**INSTRUCTIONS FOR THE TASK:**
Give only the number of lines in the records that include "PEARSON".

**DATA FOR REVIEW:**
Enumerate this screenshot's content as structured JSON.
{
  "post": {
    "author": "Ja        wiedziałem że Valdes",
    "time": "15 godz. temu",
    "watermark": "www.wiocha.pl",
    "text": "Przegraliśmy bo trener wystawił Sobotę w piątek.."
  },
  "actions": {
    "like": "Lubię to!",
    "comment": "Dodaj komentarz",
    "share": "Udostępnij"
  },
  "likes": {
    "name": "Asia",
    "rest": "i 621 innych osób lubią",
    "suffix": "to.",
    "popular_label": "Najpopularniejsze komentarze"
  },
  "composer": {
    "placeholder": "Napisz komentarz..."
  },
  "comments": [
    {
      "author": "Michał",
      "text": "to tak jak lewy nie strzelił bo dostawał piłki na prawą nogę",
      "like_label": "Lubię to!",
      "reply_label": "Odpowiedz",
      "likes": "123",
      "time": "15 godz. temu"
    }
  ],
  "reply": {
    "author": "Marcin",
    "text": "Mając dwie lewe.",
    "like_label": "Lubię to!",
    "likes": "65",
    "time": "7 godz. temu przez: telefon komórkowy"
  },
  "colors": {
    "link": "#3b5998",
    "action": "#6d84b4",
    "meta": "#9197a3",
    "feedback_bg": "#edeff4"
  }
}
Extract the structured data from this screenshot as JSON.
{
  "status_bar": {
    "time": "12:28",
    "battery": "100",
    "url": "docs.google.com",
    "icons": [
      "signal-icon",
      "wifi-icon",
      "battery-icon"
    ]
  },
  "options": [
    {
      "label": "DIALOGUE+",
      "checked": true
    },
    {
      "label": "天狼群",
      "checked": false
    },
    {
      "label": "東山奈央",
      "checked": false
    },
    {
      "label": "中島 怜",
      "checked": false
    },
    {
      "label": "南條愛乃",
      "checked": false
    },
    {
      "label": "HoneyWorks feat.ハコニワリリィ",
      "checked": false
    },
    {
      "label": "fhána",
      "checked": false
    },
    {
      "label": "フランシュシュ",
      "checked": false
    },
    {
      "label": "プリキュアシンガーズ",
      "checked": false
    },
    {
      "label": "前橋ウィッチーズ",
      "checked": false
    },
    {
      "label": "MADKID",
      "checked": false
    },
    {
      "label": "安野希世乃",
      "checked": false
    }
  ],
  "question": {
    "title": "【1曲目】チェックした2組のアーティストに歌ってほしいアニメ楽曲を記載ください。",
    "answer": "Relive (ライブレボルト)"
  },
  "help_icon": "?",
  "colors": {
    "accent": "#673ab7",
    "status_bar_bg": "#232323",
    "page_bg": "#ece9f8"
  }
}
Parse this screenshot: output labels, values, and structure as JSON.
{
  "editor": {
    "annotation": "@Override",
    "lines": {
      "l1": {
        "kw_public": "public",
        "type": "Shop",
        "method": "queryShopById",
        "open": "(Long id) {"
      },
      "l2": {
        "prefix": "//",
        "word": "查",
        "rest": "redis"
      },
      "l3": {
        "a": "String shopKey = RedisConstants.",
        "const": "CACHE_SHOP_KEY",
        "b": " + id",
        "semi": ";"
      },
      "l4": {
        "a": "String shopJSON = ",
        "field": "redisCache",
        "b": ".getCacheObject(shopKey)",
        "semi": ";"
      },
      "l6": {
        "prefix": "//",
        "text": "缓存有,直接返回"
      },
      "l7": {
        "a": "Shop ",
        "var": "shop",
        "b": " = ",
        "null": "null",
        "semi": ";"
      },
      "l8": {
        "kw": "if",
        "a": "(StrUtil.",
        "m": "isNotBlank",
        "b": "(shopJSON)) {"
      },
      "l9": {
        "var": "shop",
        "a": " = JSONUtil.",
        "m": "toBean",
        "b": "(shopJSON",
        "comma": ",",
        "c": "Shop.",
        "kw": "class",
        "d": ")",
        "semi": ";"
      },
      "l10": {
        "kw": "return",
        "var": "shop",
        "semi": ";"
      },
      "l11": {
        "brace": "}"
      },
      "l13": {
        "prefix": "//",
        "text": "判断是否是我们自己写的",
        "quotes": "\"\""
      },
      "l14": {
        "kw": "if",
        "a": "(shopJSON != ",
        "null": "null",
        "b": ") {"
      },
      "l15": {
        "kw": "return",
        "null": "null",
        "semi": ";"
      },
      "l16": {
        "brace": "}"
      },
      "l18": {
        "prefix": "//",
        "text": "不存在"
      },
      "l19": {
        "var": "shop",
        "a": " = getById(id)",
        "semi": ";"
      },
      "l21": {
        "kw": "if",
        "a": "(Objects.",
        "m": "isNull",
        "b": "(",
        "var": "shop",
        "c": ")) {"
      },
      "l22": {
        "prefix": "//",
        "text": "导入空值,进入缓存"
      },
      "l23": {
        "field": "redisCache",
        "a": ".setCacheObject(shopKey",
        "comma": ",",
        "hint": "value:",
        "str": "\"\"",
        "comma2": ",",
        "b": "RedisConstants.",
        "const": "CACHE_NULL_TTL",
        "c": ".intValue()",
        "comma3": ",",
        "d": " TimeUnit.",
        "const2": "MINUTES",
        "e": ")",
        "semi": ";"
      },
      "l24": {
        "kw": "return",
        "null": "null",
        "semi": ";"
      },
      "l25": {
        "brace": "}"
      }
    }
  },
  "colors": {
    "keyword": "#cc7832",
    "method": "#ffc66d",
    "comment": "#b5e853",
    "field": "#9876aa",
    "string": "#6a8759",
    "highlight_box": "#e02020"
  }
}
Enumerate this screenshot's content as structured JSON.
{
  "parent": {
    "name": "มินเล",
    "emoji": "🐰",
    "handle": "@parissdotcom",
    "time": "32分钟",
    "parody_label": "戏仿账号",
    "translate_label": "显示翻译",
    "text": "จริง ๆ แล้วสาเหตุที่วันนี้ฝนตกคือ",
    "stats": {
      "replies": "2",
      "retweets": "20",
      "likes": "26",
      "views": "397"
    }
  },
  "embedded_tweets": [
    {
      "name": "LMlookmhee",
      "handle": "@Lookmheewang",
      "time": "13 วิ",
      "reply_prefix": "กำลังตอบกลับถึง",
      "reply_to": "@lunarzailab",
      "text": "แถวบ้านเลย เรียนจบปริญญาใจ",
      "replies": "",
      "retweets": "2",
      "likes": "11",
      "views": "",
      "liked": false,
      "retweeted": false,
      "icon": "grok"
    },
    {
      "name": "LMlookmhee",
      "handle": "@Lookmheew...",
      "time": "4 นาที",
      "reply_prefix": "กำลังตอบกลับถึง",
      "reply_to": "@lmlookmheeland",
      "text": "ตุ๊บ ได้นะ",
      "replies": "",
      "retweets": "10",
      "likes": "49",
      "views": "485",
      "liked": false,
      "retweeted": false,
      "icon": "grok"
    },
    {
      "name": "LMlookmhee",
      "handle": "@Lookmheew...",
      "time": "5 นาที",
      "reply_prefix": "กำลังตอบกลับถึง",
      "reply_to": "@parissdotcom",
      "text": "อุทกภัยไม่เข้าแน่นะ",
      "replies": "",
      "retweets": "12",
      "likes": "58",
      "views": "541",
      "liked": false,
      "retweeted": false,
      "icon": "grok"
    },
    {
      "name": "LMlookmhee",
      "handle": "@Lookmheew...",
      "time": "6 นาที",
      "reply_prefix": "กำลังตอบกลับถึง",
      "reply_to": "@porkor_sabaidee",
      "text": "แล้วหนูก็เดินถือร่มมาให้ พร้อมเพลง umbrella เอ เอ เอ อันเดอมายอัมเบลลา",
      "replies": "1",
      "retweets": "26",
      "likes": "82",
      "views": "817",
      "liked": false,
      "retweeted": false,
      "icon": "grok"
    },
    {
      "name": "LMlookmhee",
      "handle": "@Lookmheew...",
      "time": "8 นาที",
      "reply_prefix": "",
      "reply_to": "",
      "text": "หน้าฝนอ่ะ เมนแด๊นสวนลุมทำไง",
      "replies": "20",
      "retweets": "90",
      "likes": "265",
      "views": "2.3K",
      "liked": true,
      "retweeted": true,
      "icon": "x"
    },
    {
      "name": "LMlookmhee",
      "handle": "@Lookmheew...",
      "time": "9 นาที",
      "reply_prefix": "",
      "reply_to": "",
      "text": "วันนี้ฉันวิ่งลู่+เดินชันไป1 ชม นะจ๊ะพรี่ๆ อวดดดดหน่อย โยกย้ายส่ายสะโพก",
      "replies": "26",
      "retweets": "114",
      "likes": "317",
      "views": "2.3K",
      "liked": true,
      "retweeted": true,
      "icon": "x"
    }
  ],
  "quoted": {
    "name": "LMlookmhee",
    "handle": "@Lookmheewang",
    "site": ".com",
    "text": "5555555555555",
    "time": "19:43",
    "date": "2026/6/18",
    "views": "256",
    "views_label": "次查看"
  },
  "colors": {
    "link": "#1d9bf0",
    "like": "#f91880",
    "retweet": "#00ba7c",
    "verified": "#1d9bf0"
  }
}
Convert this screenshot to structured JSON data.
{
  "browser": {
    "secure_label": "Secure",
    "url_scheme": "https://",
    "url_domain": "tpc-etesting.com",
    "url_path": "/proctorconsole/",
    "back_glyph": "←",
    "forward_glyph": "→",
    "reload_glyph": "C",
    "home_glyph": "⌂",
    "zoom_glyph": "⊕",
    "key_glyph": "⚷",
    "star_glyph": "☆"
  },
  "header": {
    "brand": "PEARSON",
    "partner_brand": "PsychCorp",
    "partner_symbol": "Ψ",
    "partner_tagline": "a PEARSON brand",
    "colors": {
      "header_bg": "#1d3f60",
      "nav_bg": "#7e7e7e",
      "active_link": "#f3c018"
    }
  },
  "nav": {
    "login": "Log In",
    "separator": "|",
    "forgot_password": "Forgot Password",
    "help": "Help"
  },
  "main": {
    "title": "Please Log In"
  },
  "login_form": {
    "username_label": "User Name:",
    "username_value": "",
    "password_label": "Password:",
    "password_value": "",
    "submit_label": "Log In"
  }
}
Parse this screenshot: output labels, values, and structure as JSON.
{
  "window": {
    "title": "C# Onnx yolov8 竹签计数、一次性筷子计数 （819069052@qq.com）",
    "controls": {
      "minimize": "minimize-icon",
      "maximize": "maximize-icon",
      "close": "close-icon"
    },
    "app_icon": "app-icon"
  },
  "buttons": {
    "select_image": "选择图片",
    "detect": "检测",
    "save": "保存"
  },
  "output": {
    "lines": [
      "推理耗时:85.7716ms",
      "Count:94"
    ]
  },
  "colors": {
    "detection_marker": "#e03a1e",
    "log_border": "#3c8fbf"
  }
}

**TASK ANSWER:**
2